There are many other profit opportunities. Walgreens, for example, is the only contract pharmacy provider that offers both dispensing and administrative services fees for assisting covered entities with the program. Walgreens operates many on-site pharmacies inside hospitals, which probably pay a premium to Walgreens for it helping stretching the program's boundaries.
WHAT’S THE 340BIG DEAL?
The extensive use of 340B contract pharmacies allows hospitals and other providers to benefit from 340B drug discounts earned from commercially paid prescriptions dispensed by contract pharmacies.
Do needy patients benefit? No one knows. Covered entities are not specifically obligated to share any 340B savings with financially needy or uninsured patents, nor are they required to disclose how they use profits from the 340B program. As the Office of Inspector General (OIG) tartly noted in its February 2014 report Contract Pharmacy Arrangements in the 340B Program:
“[T]he 340B statute speaks only to covered entities’ eligibility and compliance; it does not specify how savings from the 340B Program should be used.”Indeed, the OIG found that two-thirds of the hospitals did not offer the 340B price to uninsured patients at their contract pharmacies! See the evidence in New OIG Report Confirms Our Worst Fears About 340B Contract Pharmacy Abuses. The OIG used a small sample, but I have seen no hard data to contradict its findings.
At the risk of being redundant, repetitive, and redundant, I will again highlight the conclusion from my editorial Hospitals Twist Prescription Assistance Program For Their Own Benefit in The Hill:
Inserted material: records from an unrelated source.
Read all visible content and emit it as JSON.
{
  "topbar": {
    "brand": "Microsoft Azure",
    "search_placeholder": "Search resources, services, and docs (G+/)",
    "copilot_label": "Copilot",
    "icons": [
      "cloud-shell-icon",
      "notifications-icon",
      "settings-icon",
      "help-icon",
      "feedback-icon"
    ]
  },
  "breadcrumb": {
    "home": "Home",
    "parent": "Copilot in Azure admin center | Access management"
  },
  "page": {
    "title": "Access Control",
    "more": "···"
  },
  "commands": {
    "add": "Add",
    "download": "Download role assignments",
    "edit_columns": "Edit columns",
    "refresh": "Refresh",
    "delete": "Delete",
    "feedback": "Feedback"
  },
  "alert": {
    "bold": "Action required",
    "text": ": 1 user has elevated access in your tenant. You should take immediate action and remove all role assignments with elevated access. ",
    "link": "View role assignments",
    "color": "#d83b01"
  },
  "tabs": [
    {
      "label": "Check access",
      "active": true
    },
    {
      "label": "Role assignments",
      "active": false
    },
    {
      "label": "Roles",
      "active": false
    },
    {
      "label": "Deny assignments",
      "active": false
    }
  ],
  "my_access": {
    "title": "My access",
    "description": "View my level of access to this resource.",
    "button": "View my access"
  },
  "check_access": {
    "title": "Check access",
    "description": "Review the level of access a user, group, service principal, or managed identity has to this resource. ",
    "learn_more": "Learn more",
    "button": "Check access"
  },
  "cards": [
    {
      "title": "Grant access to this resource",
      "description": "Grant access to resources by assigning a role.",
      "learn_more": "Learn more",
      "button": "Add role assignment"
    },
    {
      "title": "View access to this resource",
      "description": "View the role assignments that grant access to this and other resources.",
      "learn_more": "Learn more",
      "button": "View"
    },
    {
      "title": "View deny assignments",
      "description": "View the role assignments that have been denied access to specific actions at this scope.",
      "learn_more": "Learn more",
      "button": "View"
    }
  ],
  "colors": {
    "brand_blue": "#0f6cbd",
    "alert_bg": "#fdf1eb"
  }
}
“To ensure that the program’s funds are being used appropriately, Congress should require that hospitals fully disclose how they use their 340B pharmacy profits. By allowing hospital’s to retain and then spend all 340B pharmacy profits, neither Medicare nor patients benefit from 340B drug discounts...It’s time to modernize the 340B program and help the neediest patients access valuable medicines.”Given ongoing growth in 340B contract pharmacies, is that really too much to ask?